The Bolshevik Czar
By Bryan Caplan
From Stephen Kotkin’s new Stalin:
Peasant expectations of a total land redistribution were intense, and the wartime tsarist government had helped spur them, confiscating land from ethnic Germans living in imperial Russia, which was supposed to be redistributed to valiant Russia soldiers or landless peasants. The army, on its own, promised free land to winners of medals, spurring rumors that all soldiers would receive land at the war’s end. Total tsarist government confiscations of agricultural land during the war – which was seized with minimal or zero compensation from some of the empire’s most productive farmers, and contributed to the severe shortage of grain in 1916 and the bread riots in 1917 – amounted to at least 15 million acres.

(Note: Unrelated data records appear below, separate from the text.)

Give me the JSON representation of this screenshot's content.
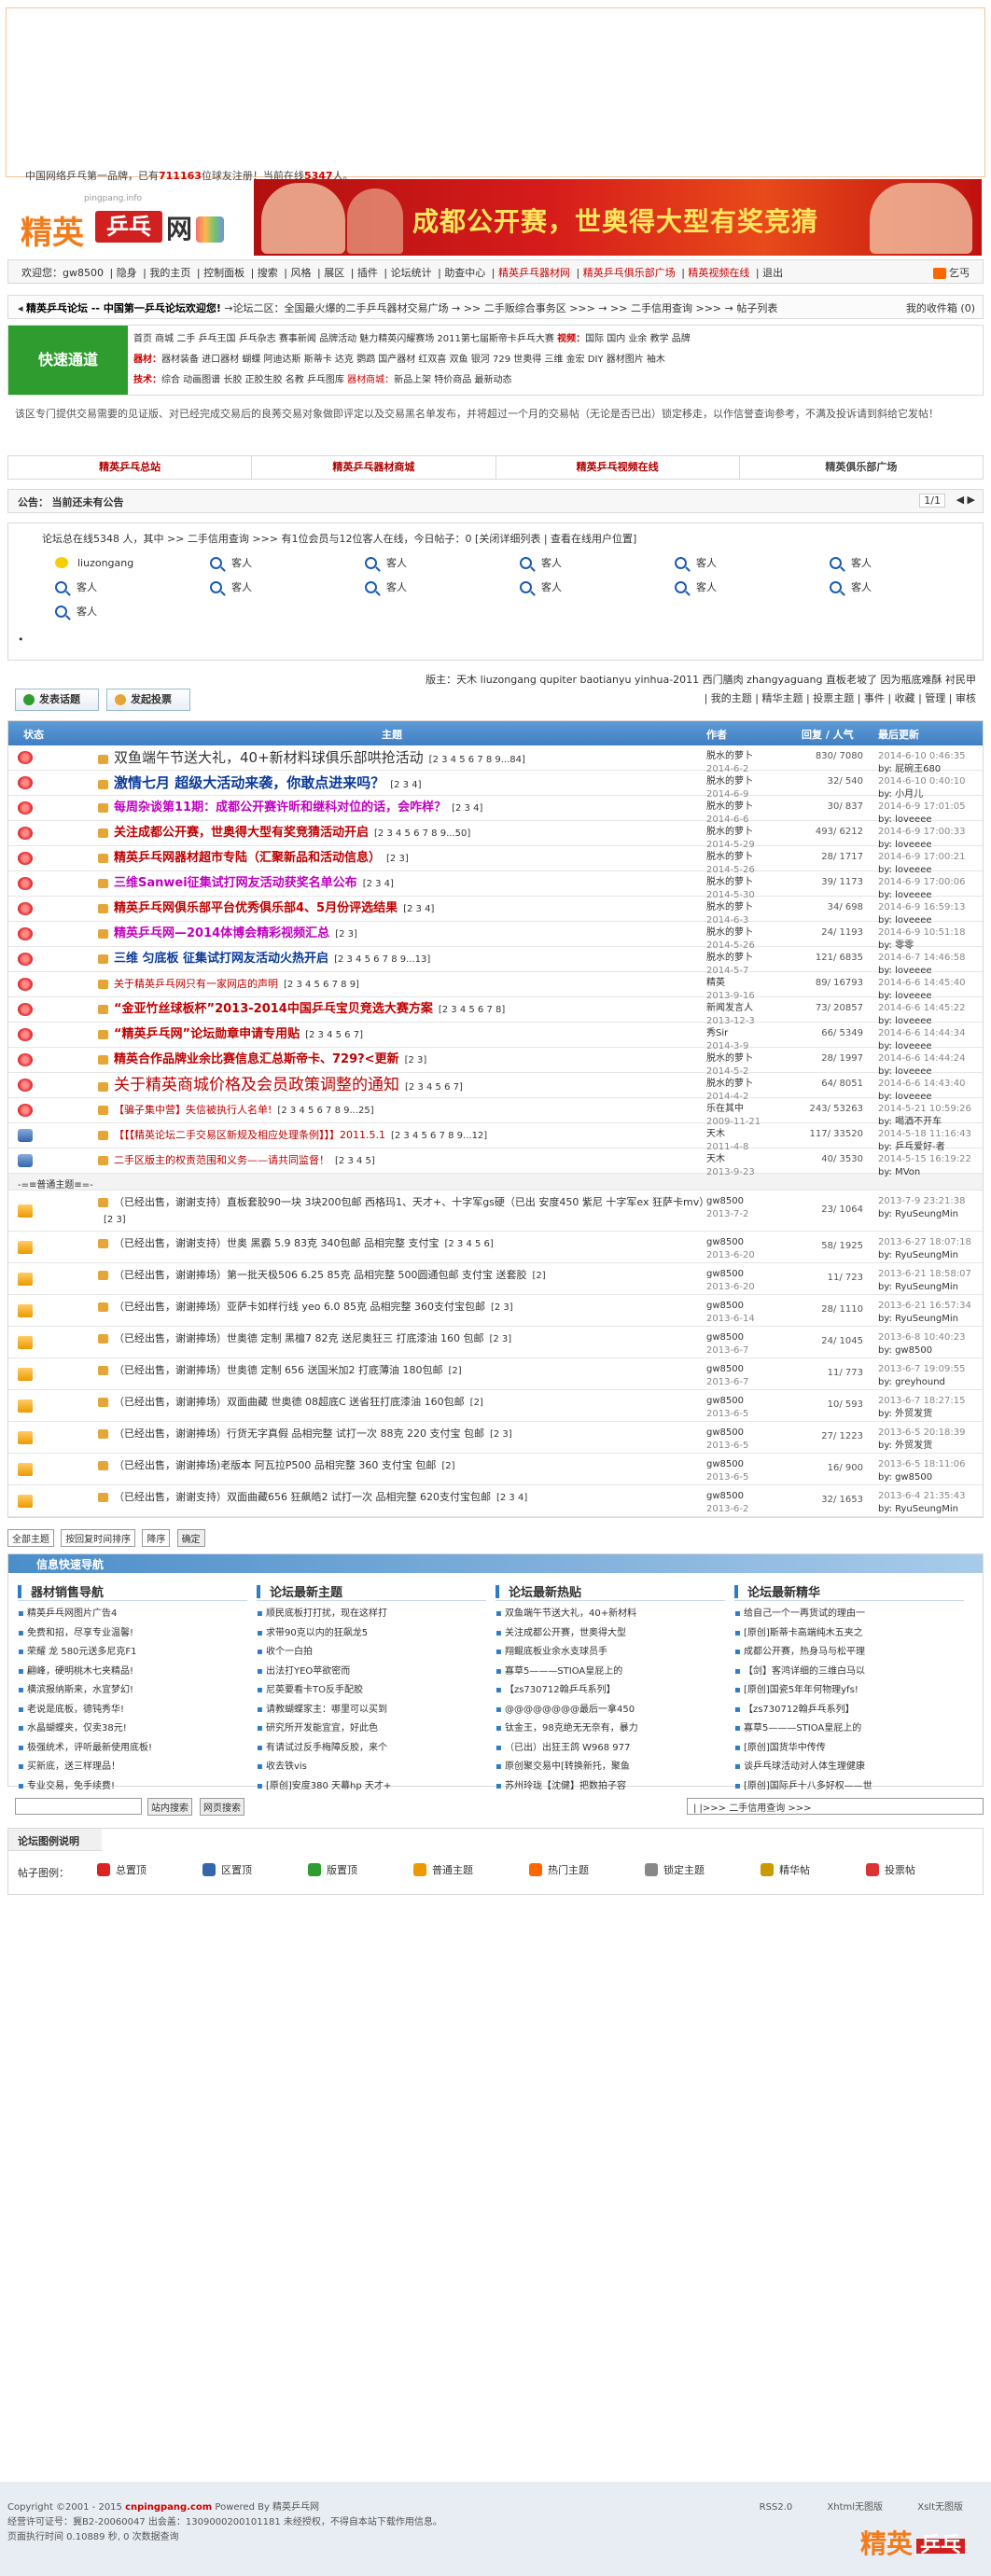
{
  "header": {
    "tagline_pre": "中国网络乒乓第一品牌，已有",
    "registered": "711163",
    "tagline_mid": "位球友注册！当前在线",
    "online_count": "5347",
    "tagline_post": "人。",
    "logo": {
      "sub": "pingpang.info",
      "t1": "精英",
      "t2": "乒乓",
      "t3": "网"
    },
    "banner_text": "成都公开赛，世奥得大型有奖竞猜"
  },
  "usernav": {
    "items": [
      "欢迎您：gw8500",
      "隐身",
      "我的主页",
      "控制面板",
      "搜索",
      "风格",
      "展区",
      "插件",
      "论坛统计",
      "助查中心"
    ],
    "hot_items": [
      "精英乒乓器材网",
      "精英乒乓俱乐部广场",
      "精英视频在线"
    ],
    "exit": "退出",
    "rss": "订阅",
    "right": "乞丐"
  },
  "crumb": {
    "prefix": "精英乒乓论坛 -- 中国第一乒乓论坛欢迎您!",
    "path": "→论坛二区：全国最火爆的二手乒乓器材交易广场 → >> 二手贩综合事务区 >>> → >> 二手信用查询 >>> → 帖子列表",
    "right": "我的收件箱 (0)"
  },
  "quick": {
    "title": "快速通道",
    "row1": "首页 商城 二手 乒乓王国 乒乓杂志 赛事新闻 品牌活动 魅力精英闪耀赛场 2011第七届斯帝卡乒乓大赛",
    "row1_lbl": "视频：",
    "row1_tail": "国际 国内 业余 教学 品牌",
    "row2_lbl": "器材：",
    "row2": "器材装备 进口器材 蝴蝶 阿迪达斯 斯蒂卡 达克 鹦鹉 国产器材 红双喜 双鱼 银河 729 世奥得 三维 金宏 DIY 器材图片 袖木",
    "row3_lbl": "技术：",
    "row3": "综合 动画图谱 长胶 正胶生胶 名教 乒乓图库",
    "row3_red": "器材商城：",
    "row3_tail": "新品上架 特价商品 最新动态"
  },
  "notice": "该区专门提供交易需要的见证版、对已经完成交易后的良莠交易对象做即评定以及交易黑名单发布，并将超过一个月的交易帖（无论是否已出）锁定移走，以作信誉查询参考，不满及投诉请到斜给它发帖！",
  "tabs": [
    "精英乒乓总站",
    "精英乒乓器材商城",
    "精英乒乓视频在线",
    "精英俱乐部广场"
  ],
  "announce": {
    "label": "公告：",
    "text": "当前还未有公告",
    "page": "1/1",
    "arrows": "◀ ▶"
  },
  "online": {
    "header": "论坛总在线5348 人，其中 >> 二手信用查询 >>> 有1位会员与12位客人在线，今日帖子：0  [关闭详细列表 | 查看在线用户位置]",
    "members": [
      "liuzongang"
    ],
    "guest_label": "客人",
    "guest_count": 12
  },
  "actbar": {
    "post_btn": "发表话题",
    "vote_btn": "发起投票",
    "mods": "版主：天木  liuzongang  qupiter  baotianyu  yinhua-2011  西门膳肉  zhangyaguang  直板老坡了  因为瓶底难酥  衬民甲",
    "filters": "| 我的主题 | 精华主题 | 投票主题 | 事件 | 收藏 | 管理 | 审核"
  },
  "table": {
    "headers": {
      "status": "状态",
      "topic": "主题",
      "author": "作者",
      "replies": "回复 / 人气",
      "last": "最后更新"
    },
    "pinned": [
      {
        "icon": "hot",
        "title": "双鱼端午节送大礼，40+新材料球俱乐部哄抢活动",
        "color": "#333",
        "size": 15,
        "bold": false,
        "pages": "[2 3 4 5 6 7 8 9...84]",
        "author": "脱水的萝卜",
        "date": "2014-6-2",
        "rv": "830/ 7080",
        "lp_time": "2014-6-10 0:46:35",
        "lp_by": "by: 屁碗王680"
      },
      {
        "icon": "hot",
        "title": "激情七月 超级大活动来袭，你敢点进来吗？",
        "color": "#0a3a9a",
        "size": 15,
        "bold": true,
        "pages": "[2 3 4]",
        "author": "脱水的萝卜",
        "date": "2014-6-9",
        "rv": "32/ 540",
        "lp_time": "2014-6-10 0:40:10",
        "lp_by": "by: 小月儿"
      },
      {
        "icon": "hot",
        "title": "每周杂谈第11期：成都公开赛许昕和继科对位的话，会咋样？",
        "color": "#c000c0",
        "size": 13,
        "bold": true,
        "pages": "[2 3 4]",
        "author": "脱水的萝卜",
        "date": "2014-6-6",
        "rv": "30/ 837",
        "lp_time": "2014-6-9 17:01:05",
        "lp_by": "by: loveeee"
      },
      {
        "icon": "hot",
        "title": "关注成都公开赛，世奥得大型有奖竞猜活动开启",
        "color": "#c00000",
        "size": 13,
        "bold": true,
        "pages": "[2 3 4 5 6 7 8 9...50]",
        "author": "脱水的萝卜",
        "date": "2014-5-29",
        "rv": "493/ 6212",
        "lp_time": "2014-6-9 17:00:33",
        "lp_by": "by: loveeee"
      },
      {
        "icon": "hot",
        "title": "精英乒乓网器材超市专陆（汇聚新品和活动信息）",
        "color": "#c00000",
        "size": 13,
        "bold": true,
        "pages": "[2 3]",
        "author": "脱水的萝卜",
        "date": "2014-5-26",
        "rv": "28/ 1717",
        "lp_time": "2014-6-9 17:00:21",
        "lp_by": "by: loveeee"
      },
      {
        "icon": "hot",
        "title": "三维Sanwei征集试打网友活动获奖名单公布",
        "color": "#c000c0",
        "size": 13,
        "bold": true,
        "pages": "[2 3 4]",
        "author": "脱水的萝卜",
        "date": "2014-5-30",
        "rv": "39/ 1173",
        "lp_time": "2014-6-9 17:00:06",
        "lp_by": "by: loveeee"
      },
      {
        "icon": "hot",
        "title": "精英乒乓网俱乐部平台优秀俱乐部4、5月份评选结果",
        "color": "#c00000",
        "size": 13,
        "bold": true,
        "pages": "[2 3 4]",
        "author": "脱水的萝卜",
        "date": "2014-6-3",
        "rv": "34/ 698",
        "lp_time": "2014-6-9 16:59:13",
        "lp_by": "by: loveeee"
      },
      {
        "icon": "hot",
        "title": "精英乒乓网—2014体博会精彩视频汇总",
        "color": "#c000c0",
        "size": 13,
        "bold": true,
        "pages": "[2 3]",
        "author": "脱水的萝卜",
        "date": "2014-5-26",
        "rv": "24/ 1193",
        "lp_time": "2014-6-9 10:51:18",
        "lp_by": "by: 零零"
      },
      {
        "icon": "hot",
        "title": "三维 匀底板 征集试打网友活动火热开启",
        "color": "#0a3a9a",
        "size": 13,
        "bold": true,
        "pages": "[2 3 4 5 6 7 8 9...13]",
        "author": "脱水的萝卜",
        "date": "2014-5-7",
        "rv": "121/ 6835",
        "lp_time": "2014-6-7 14:46:58",
        "lp_by": "by: loveeee"
      },
      {
        "icon": "hot",
        "title": "关于精英乒乓网只有一家网店的声明",
        "color": "#c00000",
        "size": 11,
        "bold": false,
        "pages": "[2 3 4 5 6 7 8 9]",
        "author": "精英",
        "date": "2013-9-16",
        "rv": "89/ 16793",
        "lp_time": "2014-6-6 14:45:40",
        "lp_by": "by: loveeee"
      },
      {
        "icon": "hot",
        "title": "“金亚竹丝球板杯”2013-2014中国乒乓宝贝竞选大赛方案",
        "color": "#c00000",
        "size": 13,
        "bold": true,
        "pages": "[2 3 4 5 6 7 8]",
        "author": "新闻发言人",
        "date": "2013-12-3",
        "rv": "73/ 20857",
        "lp_time": "2014-6-6 14:45:22",
        "lp_by": "by: loveeee"
      },
      {
        "icon": "hot",
        "title": "“精英乒乓网”论坛勋章申请专用贴",
        "color": "#c00000",
        "size": 13,
        "bold": true,
        "pages": "[2 3 4 5 6 7]",
        "author": "秀Sir",
        "date": "2014-3-9",
        "rv": "66/ 5349",
        "lp_time": "2014-6-6 14:44:34",
        "lp_by": "by: loveeee"
      },
      {
        "icon": "hot",
        "title": "精英合作品牌业余比赛信息汇总斯帝卡、729?<更新",
        "color": "#c00000",
        "size": 13,
        "bold": true,
        "pages": "[2 3]",
        "author": "脱水的萝卜",
        "date": "2014-5-2",
        "rv": "28/ 1997",
        "lp_time": "2014-6-6 14:44:24",
        "lp_by": "by: loveeee"
      },
      {
        "icon": "hot",
        "title": "关于精英商城价格及会员政策调整的通知",
        "color": "#c00000",
        "size": 17,
        "bold": false,
        "pages": "[2 3 4 5 6 7]",
        "author": "脱水的萝卜",
        "date": "2014-4-2",
        "rv": "64/ 8051",
        "lp_time": "2014-6-6 14:43:40",
        "lp_by": "by: loveeee"
      },
      {
        "icon": "hot",
        "title": "【骗子集中营】失信被执行人名单!",
        "color": "#c00000",
        "size": 11,
        "bold": false,
        "pages": "[2 3 4 5 6 7 8 9...25]",
        "author": "乐在其中",
        "date": "2009-11-21",
        "rv": "243/ 53263",
        "lp_time": "2014-5-21 10:59:26",
        "lp_by": "by: 喝酒不开车"
      },
      {
        "icon": "pin",
        "title": "【【【精英论坛二手交易区新规及相应处理条例】】】2011.5.1",
        "color": "#c00000",
        "size": 11,
        "bold": false,
        "pages": "[2 3 4 5 6 7 8 9...12]",
        "author": "天木",
        "date": "2011-4-8",
        "rv": "117/ 33520",
        "lp_time": "2014-5-18 11:16:43",
        "lp_by": "by: 乒乓爱好-者"
      },
      {
        "icon": "pin",
        "title": "二手区版主的权责范围和义务——请共同监督！",
        "color": "#c00000",
        "size": 11,
        "bold": false,
        "pages": "[2 3 4 5]",
        "author": "天木",
        "date": "2013-9-23",
        "rv": "40/ 3530",
        "lp_time": "2014-5-15 16:19:22",
        "lp_by": "by: MVon"
      }
    ],
    "separator": "-=≡普通主题≡=-",
    "normal": [
      {
        "title": "（已经出售，谢谢支持）直板套胶90一块 3块200包邮 西格玛1、天才+、十字军gs硬（已出 安度450 紫尼 十字军ex 狂萨卡mv）",
        "pages": "[2 3]",
        "author": "gw8500",
        "date": "2013-7-2",
        "rv": "23/ 1064",
        "lp_time": "2013-7-9 23:21:38",
        "lp_by": "by: RyuSeungMin",
        "two": true
      },
      {
        "title": "（已经出售，谢谢支持）世奥 黑霸 5.9 83克 340包邮 品相完整 支付宝",
        "pages": "[2 3 4 5 6]",
        "author": "gw8500",
        "date": "2013-6-20",
        "rv": "58/ 1925",
        "lp_time": "2013-6-27 18:07:18",
        "lp_by": "by: RyuSeungMin"
      },
      {
        "title": "（已经出售，谢谢捧场）第一批天极506 6.25 85克 品相完整 500圆通包邮 支付宝 送套胶",
        "pages": "[2]",
        "author": "gw8500",
        "date": "2013-6-20",
        "rv": "11/ 723",
        "lp_time": "2013-6-21 18:58:07",
        "lp_by": "by: RyuSeungMin"
      },
      {
        "title": "（已经出售，谢谢捧场）亚萨卡如样行线 yeo 6.0 85克 品相完整 360支付宝包邮",
        "pages": "[2 3]",
        "author": "gw8500",
        "date": "2013-6-14",
        "rv": "28/ 1110",
        "lp_time": "2013-6-21 16:57:34",
        "lp_by": "by: RyuSeungMin"
      },
      {
        "title": "（已经出售，谢谢捧场）世奥德 定制 黑檀7 82克 送尼奥狂三 打底漆油 160 包邮",
        "pages": "[2 3]",
        "author": "gw8500",
        "date": "2013-6-7",
        "rv": "24/ 1045",
        "lp_time": "2013-6-8 10:40:23",
        "lp_by": "by: gw8500"
      },
      {
        "title": "（已经出售，谢谢捧场）世奥德 定制 656 送国米加2 打底薄油 180包邮",
        "pages": "[2]",
        "author": "gw8500",
        "date": "2013-6-7",
        "rv": "11/ 773",
        "lp_time": "2013-6-7 19:09:55",
        "lp_by": "by: greyhound"
      },
      {
        "title": "（已经出售，谢谢捧场）双面曲藏 世奥德 08超底C 送省狂打底漆油 160包邮",
        "pages": "[2]",
        "author": "gw8500",
        "date": "2013-6-5",
        "rv": "10/ 593",
        "lp_time": "2013-6-7 18:27:15",
        "lp_by": "by: 外贸发货"
      },
      {
        "title": "（已经出售，谢谢捧场）行货无字真假 品相完整 试打一次 88克 220 支付宝 包邮",
        "pages": "[2 3]",
        "author": "gw8500",
        "date": "2013-6-5",
        "rv": "27/ 1223",
        "lp_time": "2013-6-5 20:18:39",
        "lp_by": "by: 外贸发货"
      },
      {
        "title": "（已经出售，谢谢捧场)老版本 阿瓦拉P500 品相完整 360 支付宝 包邮",
        "pages": "[2]",
        "author": "gw8500",
        "date": "2013-6-5",
        "rv": "16/ 900",
        "lp_time": "2013-6-5 18:11:06",
        "lp_by": "by: gw8500"
      },
      {
        "title": "（已经出售，谢谢支持）双面曲藏656 狂飙皓2 试打一次 品相完整 620支付宝包邮",
        "pages": "[2 3 4]",
        "author": "gw8500",
        "date": "2013-6-2",
        "rv": "32/ 1653",
        "lp_time": "2013-6-4 21:35:43",
        "lp_by": "by: RyuSeungMin"
      }
    ]
  },
  "bottomctl": {
    "sel1": "全部主题",
    "sel2": "按回复时间排序",
    "sel3": "降序",
    "ok": "确定"
  },
  "info": {
    "title": "信息快速导航",
    "cols": [
      {
        "title": "器材销售导航",
        "items": [
          "精英乒乓网图片广告4",
          "免费和招，尽享专业温馨!",
          "荣耀 龙 580元送多尼克F1",
          "翩峰，硬明桃木七夹精品!",
          "横滨报纳斯来，水宜梦幻!",
          "老说是底板，德钝秀华!",
          "水晶蝴蝶夹，仅卖38元!",
          "极强统术，评听最新使用底板!",
          "买新底，送三样理品！",
          "专业交易，免手续费!"
        ]
      },
      {
        "title": "论坛最新主题",
        "items": [
          "顺民底板打打扰，现在这样打",
          "求带90克以内的狂飙龙5",
          "收个一白拍",
          "出法打YEO苹欲密而",
          "尼英要看卡TO反手配胶",
          "请教蝴蝶家主：哪里可以买到",
          "研究所开发能宜宜，好此色",
          "有请试过反手梅障反胶，来个",
          "收去铁vis",
          "[原创]安度380 天幕hp 天才+"
        ]
      },
      {
        "title": "论坛最新热贴",
        "items": [
          "双鱼端午节送大礼，40+新材料",
          "关注成都公开赛，世奥得大型",
          "翔鲲底板业余水支球员手",
          "寡草5———STIOA皇屁上的",
          "【zs730712翰乒乓系列】",
          "@@@@@@@@最后一拿450",
          "钛金王，98克绝无无奈有，暴力",
          "（已出）出狂王鸽 W968 977",
          "原创聚交易中[转换新托，聚鱼",
          "苏州玲珑【沈健】把数拍子容"
        ]
      },
      {
        "title": "论坛最新精华",
        "items": [
          "给自己一个一再货试的理由一",
          "[原创]斯蒂卡高端纯木五夹之",
          "成都公开赛，热身马与松平理",
          "【剑】客鸿详细的三维白马以",
          "[原创]国瓷5年年何物理yfs!",
          "【zs730712翰乒乓系列】",
          "寡草5———STIOA皇屁上的",
          "[原创]国货华中传传",
          "谈乒乓球活动对人体生理健康",
          "[原创]国际乒十八多好权——世"
        ]
      }
    ]
  },
  "search": {
    "btn1": "站内搜索",
    "btn2": "网页搜索",
    "jump": "| |>>> 二手信用查询 >>>"
  },
  "legend": {
    "title": "论坛图例说明",
    "prefix": "帖子图例：",
    "items": [
      "总置顶",
      "区置顶",
      "版置顶",
      "普通主题",
      "热门主题",
      "锁定主题",
      "精华帖",
      "投票帖"
    ]
  },
  "footer": {
    "line1_pre": "Copyright ©2001 - 2015",
    "domain": "cnpingpang.com",
    "line1_post": "Powered By 精英乒乓网",
    "line2": "经营许可证号：冀B2-20060047 出会盖：1309000200101181 未经授权，不得自本站下载作用信息。",
    "line3": "页面执行时间 0.10889 秒, 0 次数据查询",
    "links": [
      "RSS2.0",
      "Xhtml无图版",
      "Xslt无图版"
    ]
  },
  "colors": {
    "accent": "#3f7fc3",
    "brand": "#f37c1a",
    "red": "#c00000",
    "green": "#2e9c2e"
  }
}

From context, 15 million acres seems to be roughly 15% of contemporary Russian farmland. I’ve long known about the many continuities between czarist and Bolshevik policy, but I never before heard that the last Czar of Russia spear-headed massive expropriation of farmers whose only “crime” was membership in a successful outgroup.